Task |
Give the number of lines in the material below that contain the word "true", and nothing else.

***

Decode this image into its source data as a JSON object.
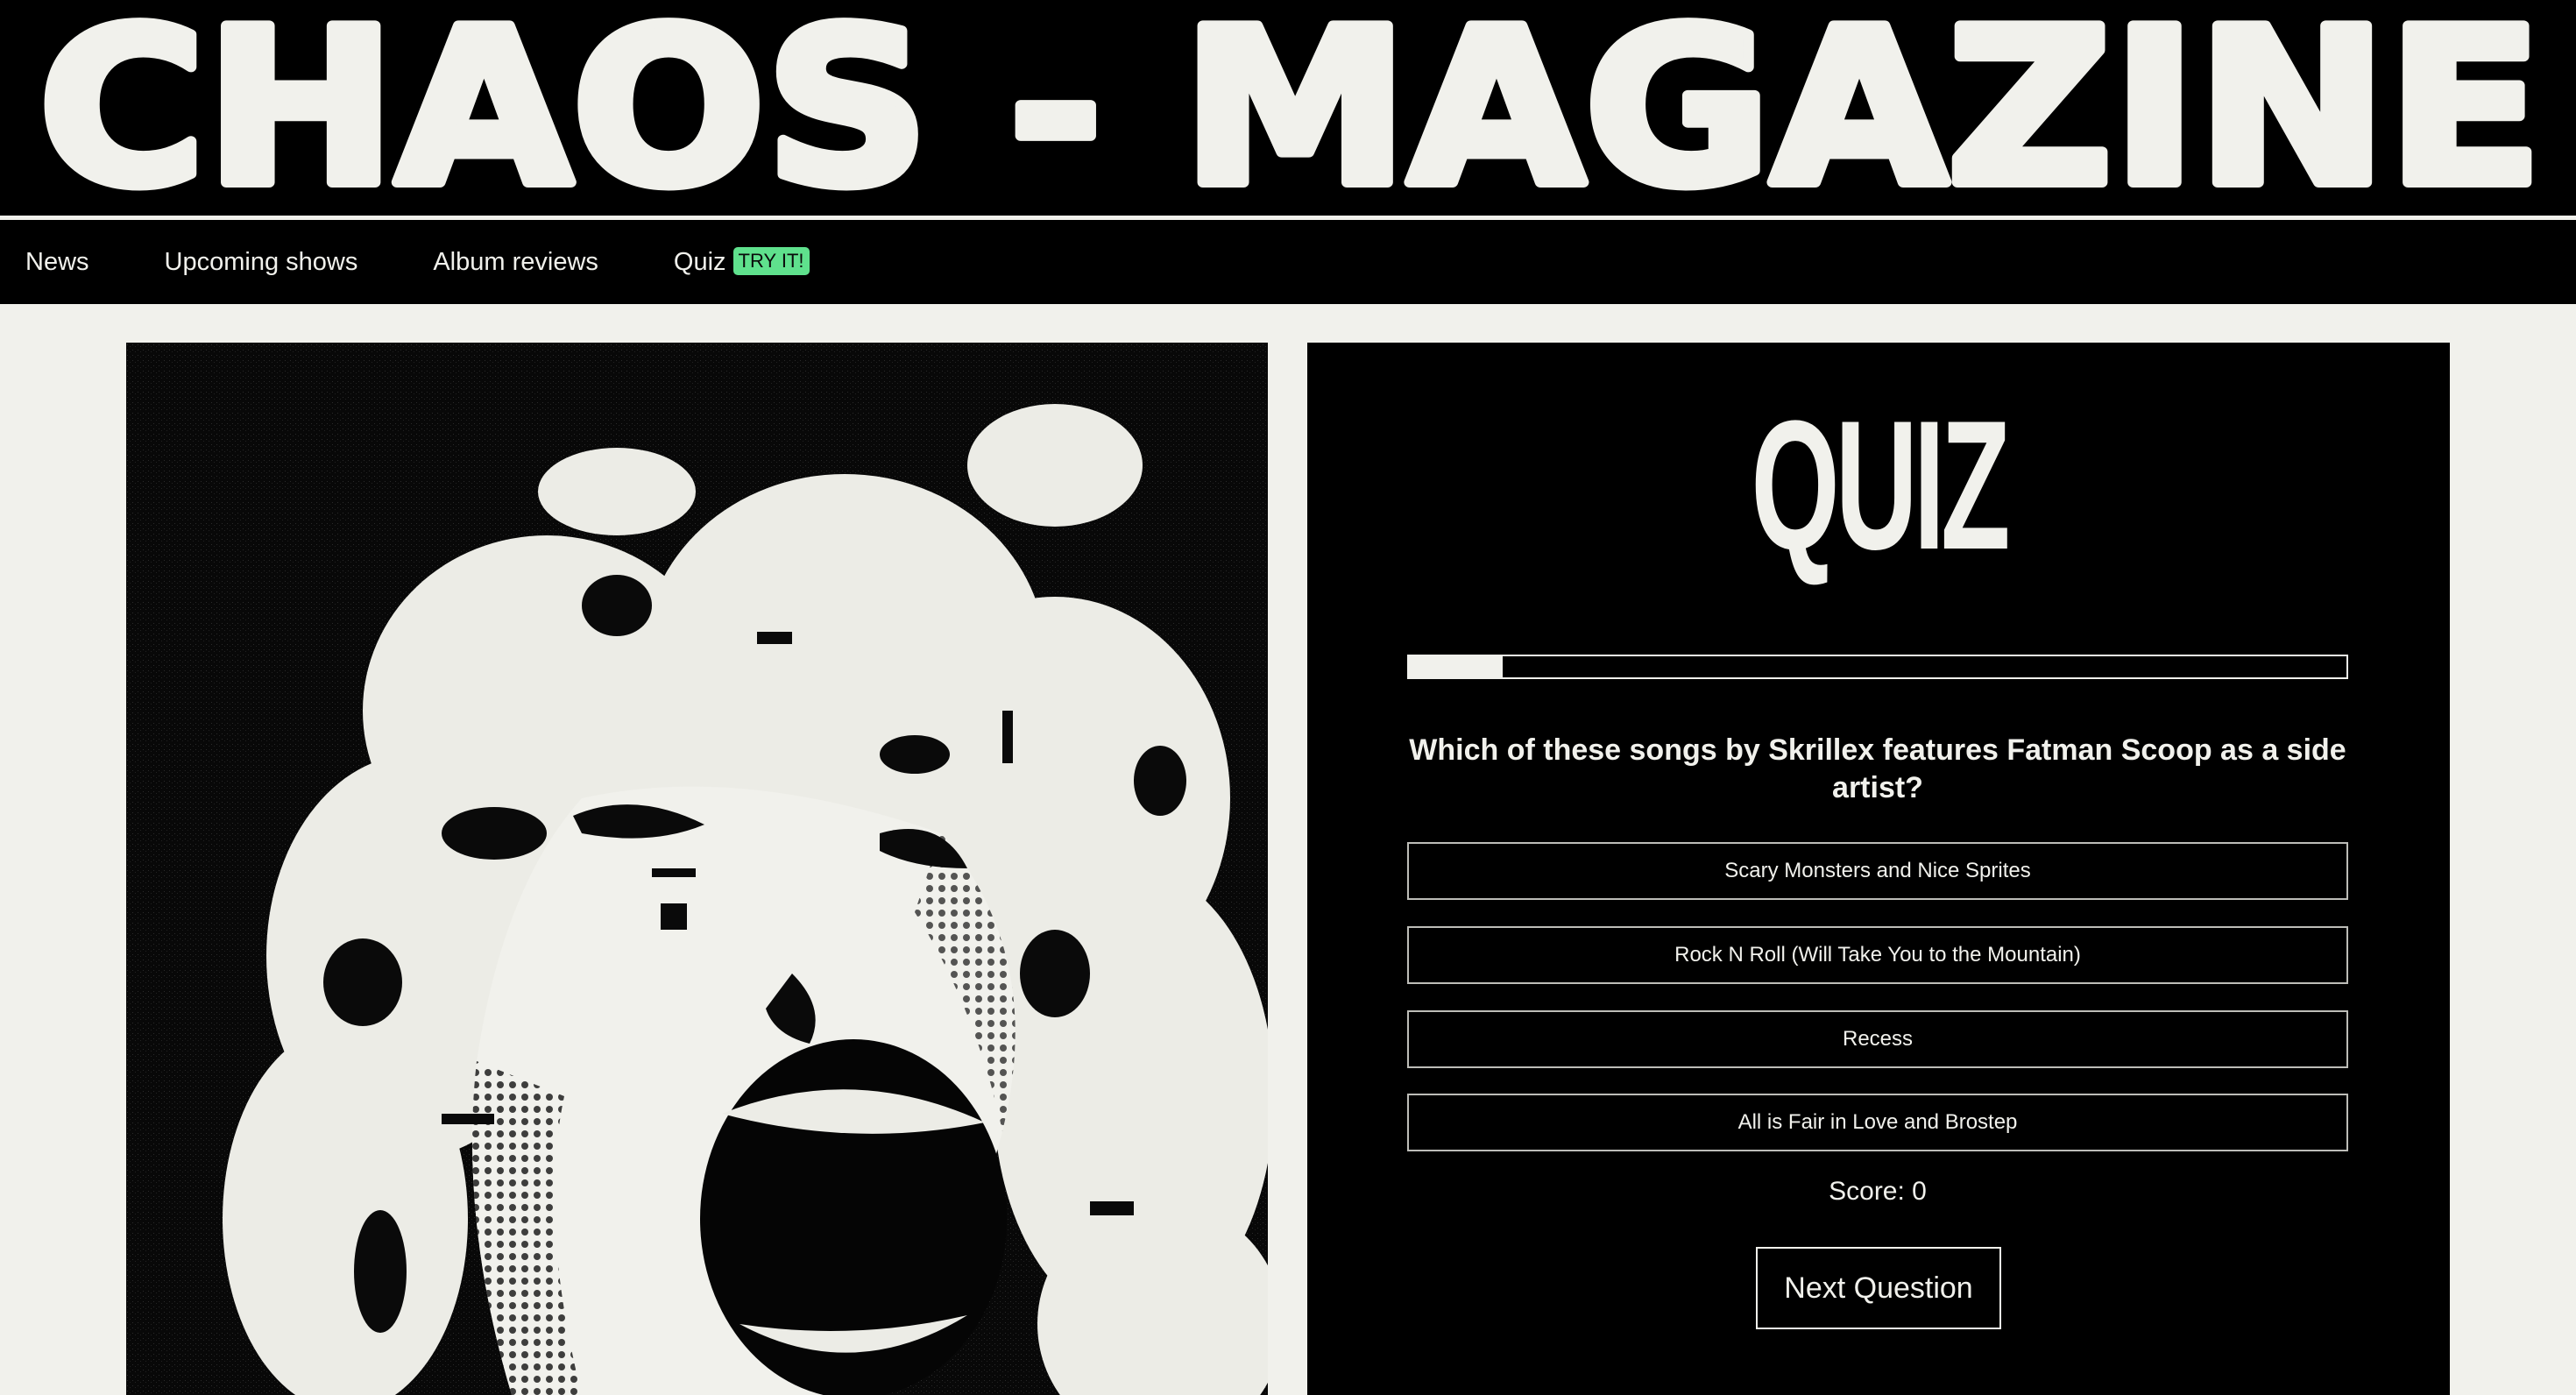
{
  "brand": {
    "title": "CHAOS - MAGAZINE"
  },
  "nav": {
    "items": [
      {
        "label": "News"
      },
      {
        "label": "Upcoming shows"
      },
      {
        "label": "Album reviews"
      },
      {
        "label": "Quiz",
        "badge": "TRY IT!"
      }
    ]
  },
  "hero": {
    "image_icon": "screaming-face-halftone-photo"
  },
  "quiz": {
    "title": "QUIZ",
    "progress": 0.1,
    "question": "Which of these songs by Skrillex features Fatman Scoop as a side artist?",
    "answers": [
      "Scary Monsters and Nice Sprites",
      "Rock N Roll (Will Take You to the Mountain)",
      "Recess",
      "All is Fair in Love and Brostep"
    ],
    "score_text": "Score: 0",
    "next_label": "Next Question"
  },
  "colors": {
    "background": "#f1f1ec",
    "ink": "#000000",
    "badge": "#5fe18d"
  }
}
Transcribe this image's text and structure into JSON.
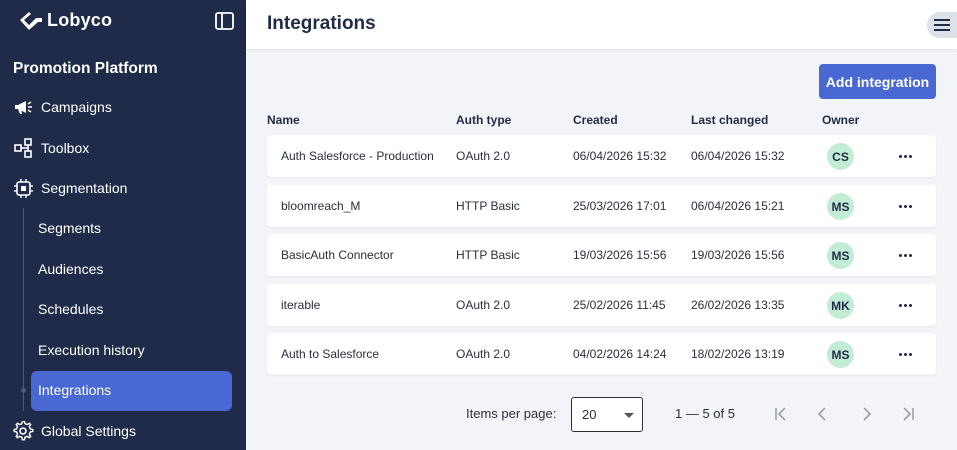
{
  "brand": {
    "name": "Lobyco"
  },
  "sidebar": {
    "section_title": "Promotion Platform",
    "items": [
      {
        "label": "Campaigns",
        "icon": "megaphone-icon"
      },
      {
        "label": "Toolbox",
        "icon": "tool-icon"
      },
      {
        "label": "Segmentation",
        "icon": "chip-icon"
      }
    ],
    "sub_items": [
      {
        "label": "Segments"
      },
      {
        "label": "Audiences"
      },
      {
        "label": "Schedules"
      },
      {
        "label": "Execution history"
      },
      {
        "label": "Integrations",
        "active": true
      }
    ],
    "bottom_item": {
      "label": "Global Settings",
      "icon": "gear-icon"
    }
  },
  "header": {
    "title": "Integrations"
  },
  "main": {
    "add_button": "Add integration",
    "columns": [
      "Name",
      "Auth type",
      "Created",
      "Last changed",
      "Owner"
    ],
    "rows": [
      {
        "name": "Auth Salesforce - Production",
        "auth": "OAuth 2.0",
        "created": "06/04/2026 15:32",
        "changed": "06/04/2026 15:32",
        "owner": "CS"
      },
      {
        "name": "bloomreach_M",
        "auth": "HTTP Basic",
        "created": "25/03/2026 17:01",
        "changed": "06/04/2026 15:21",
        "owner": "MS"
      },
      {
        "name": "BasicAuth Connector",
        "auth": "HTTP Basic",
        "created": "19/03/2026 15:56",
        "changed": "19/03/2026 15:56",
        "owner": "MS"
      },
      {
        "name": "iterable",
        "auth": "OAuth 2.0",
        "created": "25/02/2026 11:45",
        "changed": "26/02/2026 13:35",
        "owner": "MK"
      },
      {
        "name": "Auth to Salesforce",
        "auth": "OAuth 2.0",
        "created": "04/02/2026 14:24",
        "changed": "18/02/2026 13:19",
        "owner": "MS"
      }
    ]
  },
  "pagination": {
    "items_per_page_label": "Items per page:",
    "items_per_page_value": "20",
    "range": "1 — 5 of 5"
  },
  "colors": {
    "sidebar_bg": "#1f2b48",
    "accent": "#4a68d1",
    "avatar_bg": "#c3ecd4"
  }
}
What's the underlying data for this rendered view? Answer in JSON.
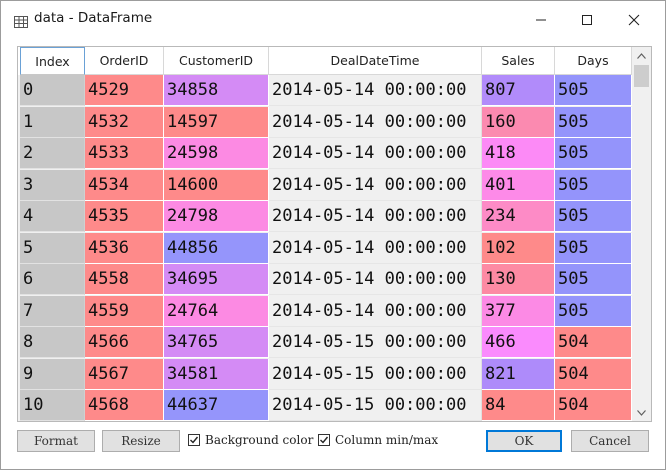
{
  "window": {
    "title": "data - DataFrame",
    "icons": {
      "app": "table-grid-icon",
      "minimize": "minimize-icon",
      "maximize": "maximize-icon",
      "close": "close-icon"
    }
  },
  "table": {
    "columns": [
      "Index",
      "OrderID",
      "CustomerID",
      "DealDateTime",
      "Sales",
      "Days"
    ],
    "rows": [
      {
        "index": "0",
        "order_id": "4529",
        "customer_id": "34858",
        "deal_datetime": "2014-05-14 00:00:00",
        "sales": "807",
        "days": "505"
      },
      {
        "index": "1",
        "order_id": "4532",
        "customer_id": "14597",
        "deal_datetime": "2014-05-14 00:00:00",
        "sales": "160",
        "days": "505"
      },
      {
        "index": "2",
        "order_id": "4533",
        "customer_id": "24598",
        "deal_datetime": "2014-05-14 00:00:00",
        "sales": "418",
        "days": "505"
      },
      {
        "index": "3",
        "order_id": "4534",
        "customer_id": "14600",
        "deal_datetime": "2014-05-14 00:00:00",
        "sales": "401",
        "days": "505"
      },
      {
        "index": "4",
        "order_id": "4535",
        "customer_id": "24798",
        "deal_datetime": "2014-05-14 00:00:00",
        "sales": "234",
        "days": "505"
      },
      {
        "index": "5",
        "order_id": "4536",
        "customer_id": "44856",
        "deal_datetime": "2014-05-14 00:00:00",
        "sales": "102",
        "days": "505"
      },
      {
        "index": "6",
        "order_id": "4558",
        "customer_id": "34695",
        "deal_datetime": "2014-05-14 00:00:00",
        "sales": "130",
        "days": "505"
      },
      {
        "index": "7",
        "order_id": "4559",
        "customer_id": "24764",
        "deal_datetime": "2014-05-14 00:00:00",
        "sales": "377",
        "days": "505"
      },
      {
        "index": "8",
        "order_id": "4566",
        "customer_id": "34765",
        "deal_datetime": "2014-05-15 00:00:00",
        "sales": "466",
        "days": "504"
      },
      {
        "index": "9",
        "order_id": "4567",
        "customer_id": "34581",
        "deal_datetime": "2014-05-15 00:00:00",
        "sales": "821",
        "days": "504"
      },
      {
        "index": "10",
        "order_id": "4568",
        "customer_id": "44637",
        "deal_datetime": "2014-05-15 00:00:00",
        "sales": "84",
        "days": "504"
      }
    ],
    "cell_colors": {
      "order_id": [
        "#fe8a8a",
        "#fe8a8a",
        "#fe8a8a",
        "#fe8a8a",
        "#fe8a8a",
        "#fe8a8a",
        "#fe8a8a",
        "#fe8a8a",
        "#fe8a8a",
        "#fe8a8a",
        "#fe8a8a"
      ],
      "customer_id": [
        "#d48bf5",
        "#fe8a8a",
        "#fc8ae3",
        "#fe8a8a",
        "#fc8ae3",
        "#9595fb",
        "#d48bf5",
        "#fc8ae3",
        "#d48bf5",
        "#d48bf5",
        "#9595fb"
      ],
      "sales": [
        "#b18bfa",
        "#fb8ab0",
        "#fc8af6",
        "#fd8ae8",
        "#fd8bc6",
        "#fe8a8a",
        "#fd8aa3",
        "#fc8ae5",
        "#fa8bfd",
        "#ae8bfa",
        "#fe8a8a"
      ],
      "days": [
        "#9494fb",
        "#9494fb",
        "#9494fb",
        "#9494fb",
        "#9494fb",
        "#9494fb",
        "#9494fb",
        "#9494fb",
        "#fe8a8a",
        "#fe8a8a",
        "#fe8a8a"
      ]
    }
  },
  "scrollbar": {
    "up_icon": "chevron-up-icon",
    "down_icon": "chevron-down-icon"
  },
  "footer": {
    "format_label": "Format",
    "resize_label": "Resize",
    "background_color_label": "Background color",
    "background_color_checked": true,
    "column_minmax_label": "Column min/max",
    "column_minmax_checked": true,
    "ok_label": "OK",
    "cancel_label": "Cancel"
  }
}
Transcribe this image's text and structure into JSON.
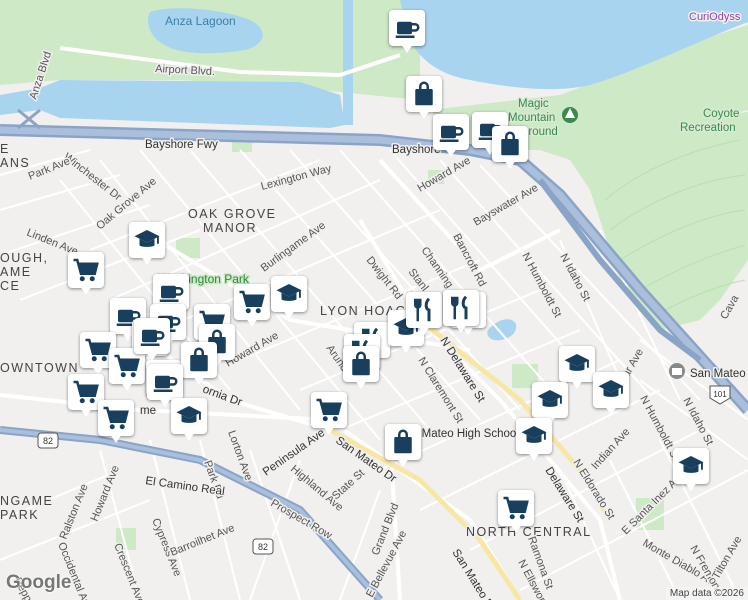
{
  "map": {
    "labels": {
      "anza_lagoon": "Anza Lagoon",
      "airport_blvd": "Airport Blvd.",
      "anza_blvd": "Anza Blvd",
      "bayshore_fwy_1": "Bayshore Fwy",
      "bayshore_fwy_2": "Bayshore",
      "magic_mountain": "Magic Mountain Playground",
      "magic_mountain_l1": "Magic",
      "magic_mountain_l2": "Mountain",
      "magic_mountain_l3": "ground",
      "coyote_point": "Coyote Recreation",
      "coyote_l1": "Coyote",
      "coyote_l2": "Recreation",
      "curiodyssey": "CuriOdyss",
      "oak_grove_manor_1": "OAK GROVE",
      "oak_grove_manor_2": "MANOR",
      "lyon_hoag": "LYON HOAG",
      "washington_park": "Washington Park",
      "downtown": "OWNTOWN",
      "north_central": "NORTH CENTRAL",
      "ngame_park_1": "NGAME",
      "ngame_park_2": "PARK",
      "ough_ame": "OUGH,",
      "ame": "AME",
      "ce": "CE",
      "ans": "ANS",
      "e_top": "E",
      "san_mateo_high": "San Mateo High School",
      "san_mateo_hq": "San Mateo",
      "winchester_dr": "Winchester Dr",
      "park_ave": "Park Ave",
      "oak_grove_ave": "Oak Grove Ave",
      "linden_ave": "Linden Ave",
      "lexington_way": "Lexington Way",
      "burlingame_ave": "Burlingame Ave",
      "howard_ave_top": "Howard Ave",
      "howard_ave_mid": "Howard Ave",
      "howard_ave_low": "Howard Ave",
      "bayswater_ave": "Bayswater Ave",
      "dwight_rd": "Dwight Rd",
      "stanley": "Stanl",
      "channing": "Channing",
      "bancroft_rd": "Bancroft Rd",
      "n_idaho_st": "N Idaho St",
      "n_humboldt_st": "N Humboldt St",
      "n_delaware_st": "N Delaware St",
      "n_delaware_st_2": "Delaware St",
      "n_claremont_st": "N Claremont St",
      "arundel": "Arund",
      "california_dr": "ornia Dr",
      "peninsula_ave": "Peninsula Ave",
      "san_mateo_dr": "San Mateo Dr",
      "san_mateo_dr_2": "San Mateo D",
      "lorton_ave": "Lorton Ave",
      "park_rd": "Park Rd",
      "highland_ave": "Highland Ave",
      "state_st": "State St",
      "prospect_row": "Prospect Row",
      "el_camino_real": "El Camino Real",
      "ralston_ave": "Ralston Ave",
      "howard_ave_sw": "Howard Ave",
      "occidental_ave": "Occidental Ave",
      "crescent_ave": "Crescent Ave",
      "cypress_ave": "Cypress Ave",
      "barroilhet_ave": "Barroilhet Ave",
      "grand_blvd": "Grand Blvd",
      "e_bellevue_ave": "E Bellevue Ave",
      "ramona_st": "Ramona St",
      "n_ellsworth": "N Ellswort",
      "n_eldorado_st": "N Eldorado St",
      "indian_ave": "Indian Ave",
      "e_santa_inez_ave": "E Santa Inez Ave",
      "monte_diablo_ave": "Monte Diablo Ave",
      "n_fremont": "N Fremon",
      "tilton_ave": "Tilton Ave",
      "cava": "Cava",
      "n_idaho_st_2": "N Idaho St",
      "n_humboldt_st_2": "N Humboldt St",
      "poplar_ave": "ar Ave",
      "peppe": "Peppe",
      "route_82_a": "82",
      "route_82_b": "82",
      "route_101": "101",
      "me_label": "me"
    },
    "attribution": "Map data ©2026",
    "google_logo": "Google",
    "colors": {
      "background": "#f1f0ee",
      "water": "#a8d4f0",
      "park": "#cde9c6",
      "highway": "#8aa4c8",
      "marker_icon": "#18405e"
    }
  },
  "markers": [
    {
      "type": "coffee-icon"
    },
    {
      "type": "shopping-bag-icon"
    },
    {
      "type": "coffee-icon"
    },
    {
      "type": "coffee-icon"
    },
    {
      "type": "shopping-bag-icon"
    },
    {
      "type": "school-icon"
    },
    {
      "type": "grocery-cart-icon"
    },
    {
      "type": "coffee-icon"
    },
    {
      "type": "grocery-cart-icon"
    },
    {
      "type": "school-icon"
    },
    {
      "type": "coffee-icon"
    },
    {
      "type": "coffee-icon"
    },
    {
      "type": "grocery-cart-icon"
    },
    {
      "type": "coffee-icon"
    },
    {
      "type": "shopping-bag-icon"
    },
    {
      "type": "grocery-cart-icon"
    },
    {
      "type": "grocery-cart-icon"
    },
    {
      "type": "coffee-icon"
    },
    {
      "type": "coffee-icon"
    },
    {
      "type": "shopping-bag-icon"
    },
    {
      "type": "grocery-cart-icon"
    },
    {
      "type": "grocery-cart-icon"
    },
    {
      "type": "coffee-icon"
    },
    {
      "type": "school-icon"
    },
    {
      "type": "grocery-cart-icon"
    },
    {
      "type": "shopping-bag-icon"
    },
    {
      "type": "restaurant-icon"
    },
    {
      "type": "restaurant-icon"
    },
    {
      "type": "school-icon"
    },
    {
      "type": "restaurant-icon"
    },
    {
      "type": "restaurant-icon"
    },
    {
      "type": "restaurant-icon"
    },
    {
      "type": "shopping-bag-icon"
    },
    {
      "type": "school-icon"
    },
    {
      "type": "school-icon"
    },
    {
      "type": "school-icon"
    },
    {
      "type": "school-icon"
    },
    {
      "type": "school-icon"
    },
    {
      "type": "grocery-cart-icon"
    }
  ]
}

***

Solution for this problem |
3